Before the screening, we spoke with a lady who had walked out of the 7:30 screening. She was complaining that the narrator was just awful. Way too campy. (Her narrator was the guy who wrote Lemony Snicket) Lucky for us, our celebrity narrator was none other than bass legend and compadre Mike Watt.

Watt's narration was tasteful, sensitive, and sincere. If you're familiar with Mike, you know he has a distinct voice - a bassy rumble with a sailor twang. It was perfect for the film, and I can see how an incredibly campy performance could have ruined the experience.


The film itself is spectacular; an incredibly unique, surreal, expressionist fever-dream autobiography that warrants repeat viewings.

"Brand on the Brain!" has been extended through Monday night. Udo Kier narrates tonight at 7:30, Barbara Steele narrates tomorrow night. Starting next week, the film will continue to run, but with a pre-recorded soundtrack featuring narration by Isabella Rossellini. Tickets are available here.
- H

Monday, June 4, 2007

Meet Me At The Smoke House

I'm finally emerging from inside the black hole that is television production, and I am once again ready to eat, drink, and be merry. One of my favorite places to participate in the aforementioned activites is The Smoke House in Burbank.


The refined, old-school hangout has been a Hollywood favorite since they opened in 1946. Their Sunday Brunch is classic.
Me and Gina made plans a long time ago to go there with my family last Sunday. Right after we made the plan, a good friend of ours sent us an email inviting us there the same day for his birthday brunch! So, we ended up getting there at 11, eating with my family, then moving over to our friends table to eat and drink more!


The Smoke House is famous for their Cheese-Bread.
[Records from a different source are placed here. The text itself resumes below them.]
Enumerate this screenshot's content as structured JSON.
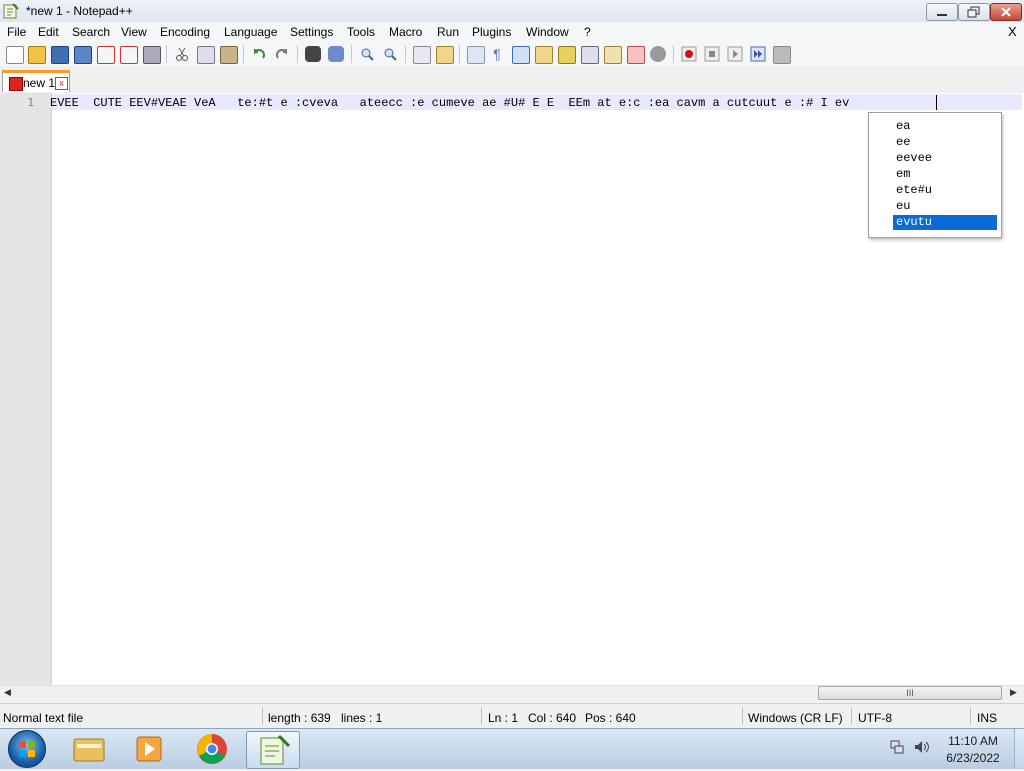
{
  "window": {
    "title": "*new 1 - Notepad++"
  },
  "menu": {
    "items": [
      "File",
      "Edit",
      "Search",
      "View",
      "Encoding",
      "Language",
      "Settings",
      "Tools",
      "Macro",
      "Run",
      "Plugins",
      "Window",
      "?"
    ],
    "close_doc": "X"
  },
  "toolbar": {
    "icons": [
      "new-file-icon",
      "open-file-icon",
      "save-icon",
      "save-all-icon",
      "close-icon",
      "close-all-icon",
      "print-icon",
      "cut-icon",
      "copy-icon",
      "paste-icon",
      "undo-icon",
      "redo-icon",
      "find-icon",
      "replace-icon",
      "zoom-in-icon",
      "zoom-out-icon",
      "sync-vertical-icon",
      "sync-horizontal-icon",
      "word-wrap-icon",
      "show-all-chars-icon",
      "indent-guide-icon",
      "doc-map-icon",
      "function-list-icon",
      "folder-workspace-icon",
      "monitoring-icon",
      "doc-switcher-icon",
      "lang-icon",
      "record-macro-icon",
      "stop-record-icon",
      "play-macro-icon",
      "run-macro-multiple-icon",
      "save-macro-icon"
    ]
  },
  "tabs": [
    {
      "label": "new 1",
      "close": "x"
    }
  ],
  "editor": {
    "line_number": "1",
    "line_text": "EVEE  CUTE EEV#VEAE VeA   te:#t e :cveva   ateecc :e cumeve ae #U# E E  EEm at e:c :ea cavm a cutcuut e :# I ev"
  },
  "autocomplete": {
    "items": [
      "ea",
      "ee",
      "eevee",
      "em",
      "ete#u",
      "eu",
      "evutu"
    ],
    "selected": "evutu",
    "selected_color": "#0a6ad8"
  },
  "scrollbar": {
    "thumb_grip": "III"
  },
  "status": {
    "file_type": "Normal text file",
    "length": "length : 639",
    "lines": "lines : 1",
    "ln": "Ln : 1",
    "col": "Col : 640",
    "pos": "Pos : 640",
    "eol": "Windows (CR LF)",
    "encoding": "UTF-8",
    "mode": "INS"
  },
  "taskbar": {
    "apps": [
      "windows-explorer-icon",
      "media-player-icon",
      "chrome-icon",
      "notepad-plus-plus-icon"
    ],
    "time": "11:10 AM",
    "date": "6/23/2022"
  }
}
Someone who used to work there once revealed the secret ingredient to me... Kraft Macaroni & Cheese powder.
To prove to you how disgusting I am, here is a picture of my first plate:


List of items on first plate: Fried chicken drumstick; Italian sausage; scrambled eggs; potatoes with onions and peppers; tomato, Buffalo mozzarella, and basil; oyster; smoked salmon; asparagus; peel and eat shrimp; an enchilada; cheese bread; and - my favorite - BACON!

List of items on second plate: oyster; salmon; Mexican Churros*; Belgian Waffle; Strawberry crepe; and more BACON!

*The restaurant had a sign referring to the churros as Mexican Churros. I was pretty sure they weren't French Canadian Churros, but I'm glad they clarified.
I ate a lot more food, but I was too full to physically lift a camera and photograph the plates for posterity. Trust me, it was ridiculous.

For those of you who may not be convinced of my love of bacon, that there's a picture of my wallet. My bacon wallet. That's right. My bacon wallet.

Stop smirking Clooney. You know you love my bacon wallet.
H